Much depends not only on the outcome of the European referendum, but also on its conduct. If the contest is particularly bruising, it may be that MPs are looking for a candidate who will “heal and settle”, in the words of one. That would disadvantage Fox, who will likely be a combative presence in the European referendum, and could benefit Boris Johnson, who, as one MP put it, “rides both horses” and will be less intimately linked with the referendum and its outcome than Osborne.

But equally, it could be that Euroscepticism proves to be a less powerful card than we currently expect. Ignoring the not inconsiderable organisational hurdles that have to be cleared to beat Theresa May, Boris Johnson, and potentially any or all of the “next generation” of Sajid Javid, Nicky Morgan or Stephen Crabb, we simply don’t know what the reaction of Conservative members to the In-Out referendum will be.

Firstly, there’s a non-trivial possibility that Leave could still win, despite its difficulties at centre-forward. The incentive to “reward” an Outer will be smaller. But if Britain votes to Remain – and if that vote is seen by Conservative members as the result of “dirty tricks” by the Conservative leadership – it could be that many members, far from sticking around for another three to four years to vote in the election, simply decide to leave. The last time that Cameron went against the dearest instincts of many of his party grassroots, the result was victory for the Prime Minister – and an activist base that, as the result of defections to Ukip and cancelled membership fees, is more socially liberal and more sympathetic to Cameron than it was before. Don’t forget that, for all the worry about “entryism” in the Labour leadership, it was “exitism” – of Labour members who supported David Miliband and liked the New Labour years  - that shifted that party towards Jeremy Corbyn.

It could be that if – as Brady predicts in this week’s New Statesman – the final two is an Inner and an Outer, the Eurosceptic candidate finds that the members who might have backed them are simply no longer around.

It comes back to the biggest known unknown in the race to succeed Cameron: Conservative members. For the first time in British political history, a Prime Minister will be chosen, not by MPs with an electoral mandate of their own or by voters at a general election but by an entirelyself-selecting group: party members. And we simply don't know enough about what they feel - yet. 

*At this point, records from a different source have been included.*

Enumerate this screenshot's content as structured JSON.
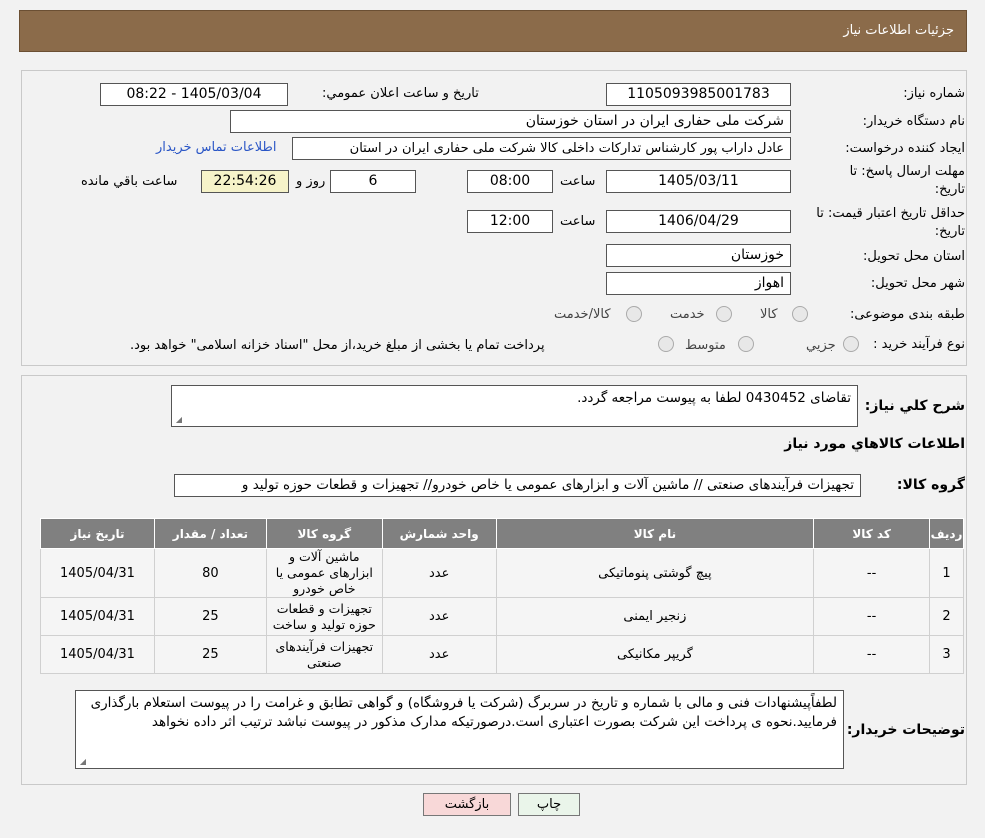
{
  "header": {
    "title": "جزئیات اطلاعات نیاز"
  },
  "form": {
    "need_number_label": "شماره نیاز:",
    "need_number": "1105093985001783",
    "announce_label": "تاريخ و ساعت اعلان عمومي:",
    "announce_value": "1405/03/04 - 08:22",
    "buyer_org_label": "نام دستگاه خريدار:",
    "buyer_org": "شرکت ملی حفاری ایران در استان خوزستان",
    "creator_label": "ايجاد كننده درخواست:",
    "creator": "عادل داراب پور کارشناس تدارکات داخلی کالا شرکت ملی حفاری ایران در استان",
    "contact_link": "اطلاعات تماس خريدار",
    "deadline_label_1": "مهلت ارسال پاسخ: تا",
    "deadline_label_2": "تاريخ:",
    "deadline_date": "1405/03/11",
    "time_word": "ساعت",
    "deadline_time": "08:00",
    "days_value": "6",
    "days_word": "روز و",
    "remaining_time": "22:54:26",
    "remaining_word": "ساعت باقي مانده",
    "validity_label_1": "حداقل تاريخ اعتبار قيمت: تا",
    "validity_label_2": "تاريخ:",
    "validity_date": "1406/04/29",
    "validity_time": "12:00",
    "province_label": "استان محل تحويل:",
    "province": "خوزستان",
    "city_label": "شهر محل تحويل:",
    "city": "اهواز",
    "category_label": "طبقه بندی موضوعی:",
    "category_options": [
      "کالا",
      "خدمت",
      "کالا/خدمت"
    ],
    "process_label": "نوع فرآيند خريد :",
    "process_options": [
      "جزيي",
      "متوسط"
    ],
    "process_note": "پرداخت تمام یا بخشی از مبلغ خرید،از محل \"اسناد خزانه اسلامی\" خواهد بود."
  },
  "details": {
    "summary_label": "شرح كلي نياز:",
    "summary": "تقاضای 0430452 لطفا به پیوست مراجعه گردد.",
    "goods_info_title": "اطلاعات كالاهاي مورد نياز",
    "goods_group_label": "گروه کالا:",
    "goods_group": "تجهیزات فرآیندهای صنعتی //  ماشین آلات و ابزارهای عمومی یا خاص خودرو// تجهیزات و قطعات حوزه تولید و"
  },
  "table": {
    "headers": [
      "رديف",
      "كد كالا",
      "نام كالا",
      "واحد شمارش",
      "گروه كالا",
      "تعداد / مقدار",
      "تاريخ نياز"
    ],
    "rows": [
      {
        "idx": "1",
        "code": "--",
        "name": "پیچ گوشتی پنوماتیکی",
        "unit": "عدد",
        "group": "ماشین آلات و ابزارهای عمومی یا خاص خودرو",
        "qty": "80",
        "date": "1405/04/31"
      },
      {
        "idx": "2",
        "code": "--",
        "name": "زنجیر ایمنی",
        "unit": "عدد",
        "group": "تجهیزات و قطعات حوزه تولید و ساخت",
        "qty": "25",
        "date": "1405/04/31"
      },
      {
        "idx": "3",
        "code": "--",
        "name": "گریپر مکانیکی",
        "unit": "عدد",
        "group": "تجهیزات فرآیندهای صنعتی",
        "qty": "25",
        "date": "1405/04/31"
      }
    ]
  },
  "buyer_notes": {
    "label": "توضيحات خريدار:",
    "text": "لطفاًپیشنهادات فنی و مالی با شماره و تاریخ در سربرگ (شرکت یا فروشگاه) و گواهی تطابق و غرامت را در پیوست استعلام بارگذاری فرمایید.نحوه ی پرداخت این شرکت بصورت اعتباری است.درصورتیکه مدارک مذکور در پیوست نباشد ترتیب اثر داده نخواهد"
  },
  "buttons": {
    "print": "چاپ",
    "back": "بازگشت"
  },
  "colors": {
    "header": "#8b6b4a",
    "link": "#2a56c6",
    "table_header": "#808080"
  }
}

Stephen Bush is editor of the Staggers, the New Statesman’s political blog. He usually writes about politics.